But property owners question how another company could do any better than the original developers, the well-capitalized firm Chaffin and Light with a strong national reputation for quality, high-end eco-developments.
“The only way out of this deal is you have to sell more dirt, and it isn’t going to happen until the economy recovers somewhat,” said Ron Hanlon, a homeowner in Balsam Mountain Preserve.
Property owners in Balsam Mountain Preserve don’t know how long Radco will remain in the shoes of the developer. For now, Radco has been mostly tasked with upkeep of the property, a move pushed by the lender to protect the property’s value while foreclosure proceeds. If maintenance was neglected, it could lead to decline in value, which would be bad for the lender. If no one bids on the property during foreclosure and the lender becomes the new owner, they may keep Radco on board.
Radco is currently involved in drafting an annual budget for the community association and the operation of the recreational amenities, including an Arnold Palmer designed golf course, dining room, swimming pool, horse stables and myriad other features.
The fate of recreational amenities is the top concern of property owners in Balsam Mountain Preserve these days.
“If we are paying dues, we need to have the amenities,” said Dave Sparks, a homeowner in Balsam Mountain.

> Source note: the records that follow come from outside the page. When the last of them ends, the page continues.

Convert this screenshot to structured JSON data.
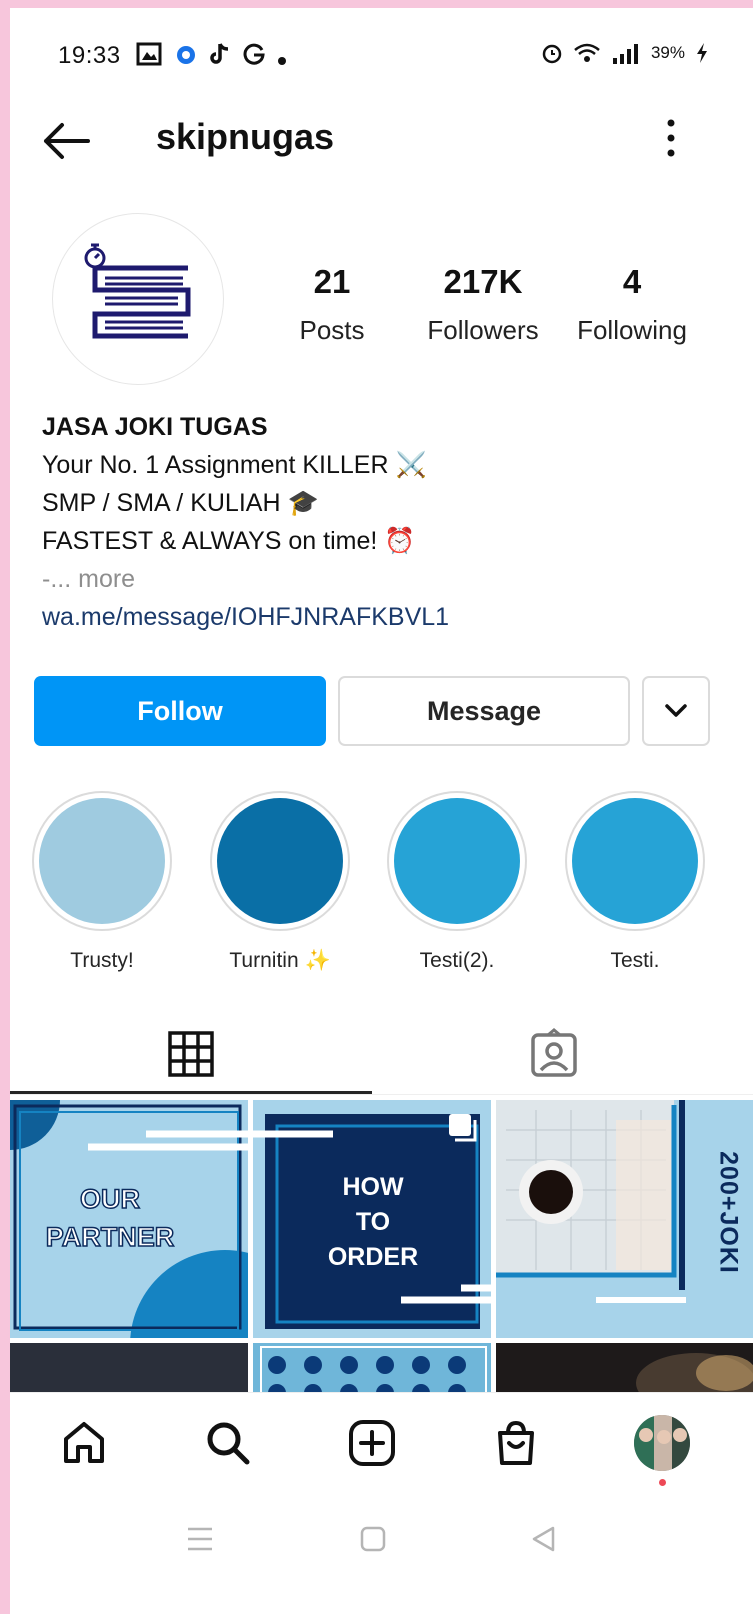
{
  "status_bar": {
    "time": "19:33",
    "battery": "39%"
  },
  "header": {
    "username": "skipnugas"
  },
  "profile": {
    "stats": [
      {
        "value": "21",
        "label": "Posts"
      },
      {
        "value": "217K",
        "label": "Followers"
      },
      {
        "value": "4",
        "label": "Following"
      }
    ],
    "bio": {
      "name": "JASA JOKI TUGAS",
      "line1": "Your No. 1 Assignment KILLER ⚔️",
      "line2": "SMP / SMA / KULIAH 🎓",
      "line3": "FASTEST & ALWAYS on time! ⏰",
      "more_prefix": "-...",
      "more": "more",
      "link": "wa.me/message/IOHFJNRAFKBVL1"
    }
  },
  "actions": {
    "follow": "Follow",
    "message": "Message"
  },
  "highlights": [
    {
      "label": "Trusty!",
      "color": "#9fcbe0"
    },
    {
      "label": "Turnitin ✨",
      "color": "#0a6fa6"
    },
    {
      "label": "Testi(2).",
      "color": "#26a3d6"
    },
    {
      "label": "Testi.",
      "color": "#26a3d6"
    }
  ],
  "tiles": {
    "our_partner": [
      "OUR",
      "PARTNER"
    ],
    "how_to_order": [
      "HOW",
      "TO",
      "ORDER"
    ],
    "joki": "200+JOKI"
  },
  "colors": {
    "accent": "#0095f6",
    "link": "#1b3a6b",
    "navy": "#0b2a5c"
  }
}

The initiation fee for the amenities was $75,000, which is mandatory when buying a lot in the development. There is also an annual fee for the upkeep of amenities, which could rise this year.
Theoretically, annual dues by property owners will pay for the upkeep and operation of recreational amenities, but a balanced budget usually isn’t possible without a critical mass of individual homeowners. But until then, the developer often chips in to subsidize them.

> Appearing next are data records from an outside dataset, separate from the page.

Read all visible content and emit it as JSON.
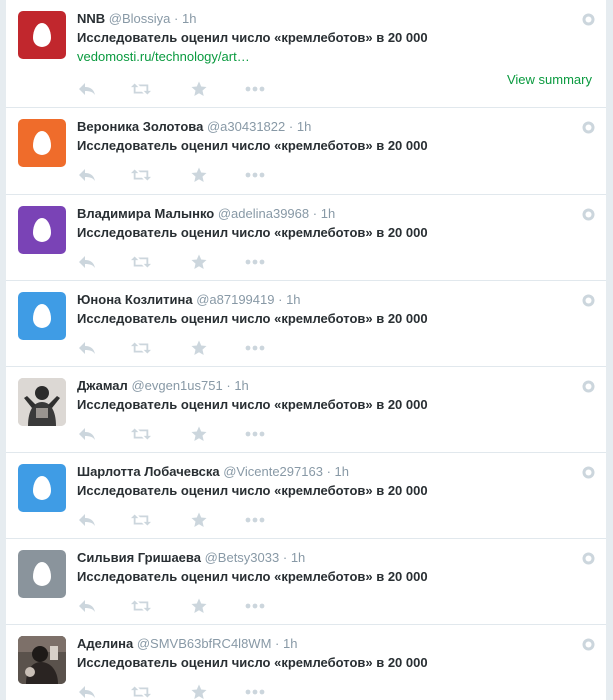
{
  "tweets": [
    {
      "name": "NNB",
      "handle": "@Blossiya",
      "time": "1h",
      "text": "Исследователь оценил число «кремлеботов» в 20 000",
      "link": "vedomosti.ru/technology/art…",
      "summary": "View summary",
      "avatar": {
        "type": "egg",
        "color": "#c1272d"
      }
    },
    {
      "name": "Вероника Золотова",
      "handle": "@a30431822",
      "time": "1h",
      "text": "Исследователь оценил число «кремлеботов» в 20 000",
      "avatar": {
        "type": "egg",
        "color": "#ef6c2b"
      }
    },
    {
      "name": "Владимира Малынко",
      "handle": "@adelina39968",
      "time": "1h",
      "text": "Исследователь оценил число «кремлеботов» в 20 000",
      "avatar": {
        "type": "egg",
        "color": "#7a43b6"
      }
    },
    {
      "name": "Юнона Козлитина",
      "handle": "@a87199419",
      "time": "1h",
      "text": "Исследователь оценил число «кремлеботов» в 20 000",
      "avatar": {
        "type": "egg",
        "color": "#3f9ce5"
      }
    },
    {
      "name": "Джамал",
      "handle": "@evgen1us751",
      "time": "1h",
      "text": "Исследователь оценил число «кремлеботов» в 20 000",
      "avatar": {
        "type": "photo",
        "color": "#d7d3d0"
      }
    },
    {
      "name": "Шарлотта Лобачевска",
      "handle": "@Vicente297163",
      "time": "1h",
      "text": "Исследователь оценил число «кремлеботов» в 20 000",
      "avatar": {
        "type": "egg",
        "color": "#3f9ce5"
      }
    },
    {
      "name": "Сильвия Гришаева",
      "handle": "@Betsy3033",
      "time": "1h",
      "text": "Исследователь оценил число «кремлеботов» в 20 000",
      "avatar": {
        "type": "egg",
        "color": "#8a949c"
      }
    },
    {
      "name": "Аделина",
      "handle": "@SMVB63bfRC4l8WM",
      "time": "1h",
      "text": "Исследователь оценил число «кремлеботов» в 20 000",
      "avatar": {
        "type": "photo",
        "color": "#4a4542"
      }
    }
  ],
  "icons": {
    "reply": "reply-icon",
    "retweet": "retweet-icon",
    "favorite": "star-icon",
    "more": "more-icon",
    "globe": "globe-icon"
  },
  "colors": {
    "link": "#0a9a3f",
    "icon": "#ccd6dd",
    "muted": "#8899a6"
  }
}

Chaffin and Light has been heavily subsidizing the amenities within the development in recent years. It is, after all, in the best interest of the developer to ensure the amenities are functioning at full tilt, a calculated selling point when courting new lot buyers. But new owners likely won’t subsidize the costs to the extent the current developers are, according to property owners involved with the issue.
The Arnold Palmer designed golf course in particular carries a hefty annual operating cost. Opening up the golf course at Balsam Mountain Preserve to outside memberships is one of the many options on the table.

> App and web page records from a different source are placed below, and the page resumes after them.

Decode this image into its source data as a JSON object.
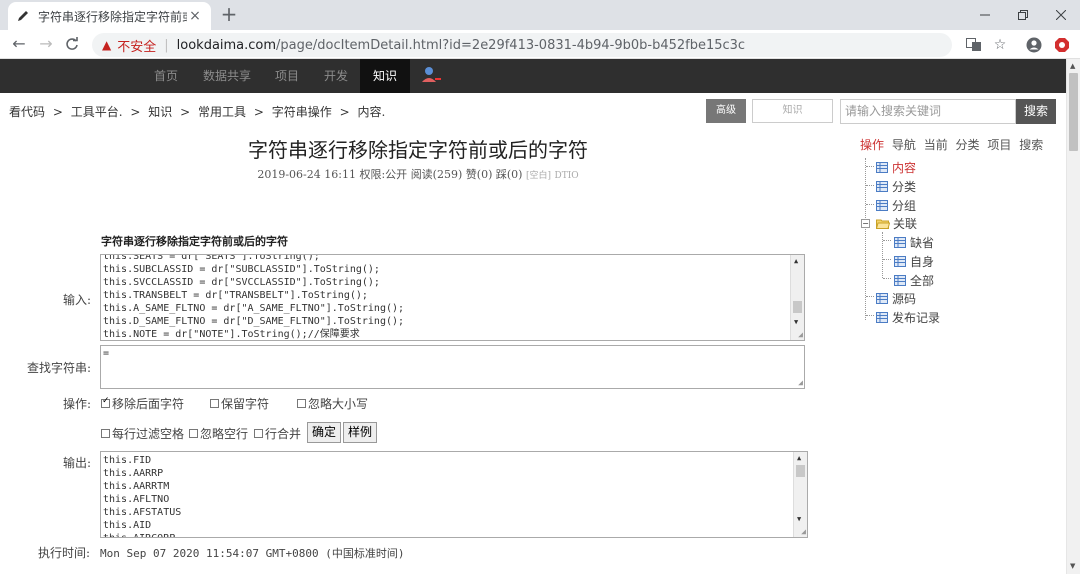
{
  "browser": {
    "tab_title": "字符串逐行移除指定字符前或后的",
    "tab_close": "×",
    "new_tab": "+",
    "insecure_label": "不安全",
    "url_domain": "lookdaima.com",
    "url_path": "/page/docItemDetail.html?id=2e29f413-0831-4b94-9b0b-b452fbe15c3c"
  },
  "site_nav": {
    "items": [
      "首页",
      "数据共享",
      "项目",
      "开发",
      "知识"
    ],
    "active_index": 4
  },
  "breadcrumb": [
    "看代码",
    ">",
    "工具平台.",
    ">",
    "知识",
    ">",
    "常用工具",
    ">",
    "字符串操作",
    ">",
    "内容."
  ],
  "search": {
    "advanced_label": "高级",
    "scope_label": "知识",
    "placeholder": "请输入搜索关键词",
    "button_label": "搜索"
  },
  "doc": {
    "title": "字符串逐行移除指定字符前或后的字符",
    "date": "2019-06-24 16:11",
    "permission": "权限:公开",
    "reads": "阅读(259)",
    "likes": "赞(0)",
    "dislikes": "踩(0)",
    "extra1": "[空白]",
    "extra2": "DTIO",
    "section_title": "字符串逐行移除指定字符前或后的字符"
  },
  "form": {
    "input_label": "输入:",
    "input_lines": [
      "this.SEATS = dr[\"SEATS\"].ToString();",
      "this.SUBCLASSID = dr[\"SUBCLASSID\"].ToString();",
      "this.SVCCLASSID = dr[\"SVCCLASSID\"].ToString();",
      "this.TRANSBELT = dr[\"TRANSBELT\"].ToString();",
      "this.A_SAME_FLTNO = dr[\"A_SAME_FLTNO\"].ToString();",
      "this.D_SAME_FLTNO = dr[\"D_SAME_FLTNO\"].ToString();",
      "this.NOTE = dr[\"NOTE\"].ToString();//保障要求"
    ],
    "find_label": "查找字符串:",
    "find_value": "=",
    "ops_label": "操作:",
    "options_row1": [
      {
        "label": "移除后面字符",
        "checked": true
      },
      {
        "label": "保留字符",
        "checked": false
      },
      {
        "label": "忽略大小写",
        "checked": false
      }
    ],
    "options_row2": [
      {
        "label": "每行过滤空格",
        "checked": false
      },
      {
        "label": "忽略空行",
        "checked": false
      },
      {
        "label": "行合并",
        "checked": false
      }
    ],
    "confirm_label": "确定",
    "example_label": "样例",
    "output_label": "输出:",
    "output_lines": [
      "this.FID",
      "this.AARRP",
      "this.AARRTM",
      "this.AFLTNO",
      "this.AFSTATUS",
      "this.AID",
      "this.AIRCORP"
    ],
    "exec_label": "执行时间:",
    "exec_value": "Mon Sep 07 2020 11:54:07 GMT+0800 (中国标准时间)"
  },
  "sidebar": {
    "tabs": [
      "操作",
      "导航",
      "当前",
      "分类",
      "项目",
      "搜索"
    ],
    "active_tab": 0,
    "tree": [
      {
        "label": "内容",
        "active": true
      },
      {
        "label": "分类"
      },
      {
        "label": "分组"
      },
      {
        "label": "关联",
        "folder": true
      },
      {
        "label": "缺省",
        "child": true
      },
      {
        "label": "自身",
        "child": true
      },
      {
        "label": "全部",
        "child": true
      },
      {
        "label": "源码"
      },
      {
        "label": "发布记录"
      }
    ],
    "toggle": "−"
  }
}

Property owners hold one trump card to ensure the amenities are maintained and kept open. They could stop paying their dues. The developer — whoever that may be post-foreclosure — would be stuck footing the entire bill to keep the recreational amenities presentable in order to fuel future lot sales.
“We hope Trilyn and Radco realize it is important to keep us happy,” said Sal Guerriero, a homeowner in Balsam who sits on the community association board.
Two-thirds of the 354 lots in the development have been sold already. There are 120 lots still to go, and those lots are largely where the profit margin lies.
“That’s why the amenities need to be taken care of,” Guerriero said.
While an annual membership for the recreational amenities is voluntary, homeowners pay mandatory dues as part of the community association, which is responsible for road maintenance and security. That, too, has been heavily subsidized by the developers, but the financial burden will be shifted almost entirely to property owners this year, according to Guerriero.
In the long run, homeowners are confident the groundwork has been laid for a one-of-a-kind mountain community.
“We don’t anticipate there will be any significant change in the format of the community. The only question is who is going to own it,” said Hanlon, a homeowner. “Two years from now, we’ll look back on this and say it was an unfortunate dip in the road.”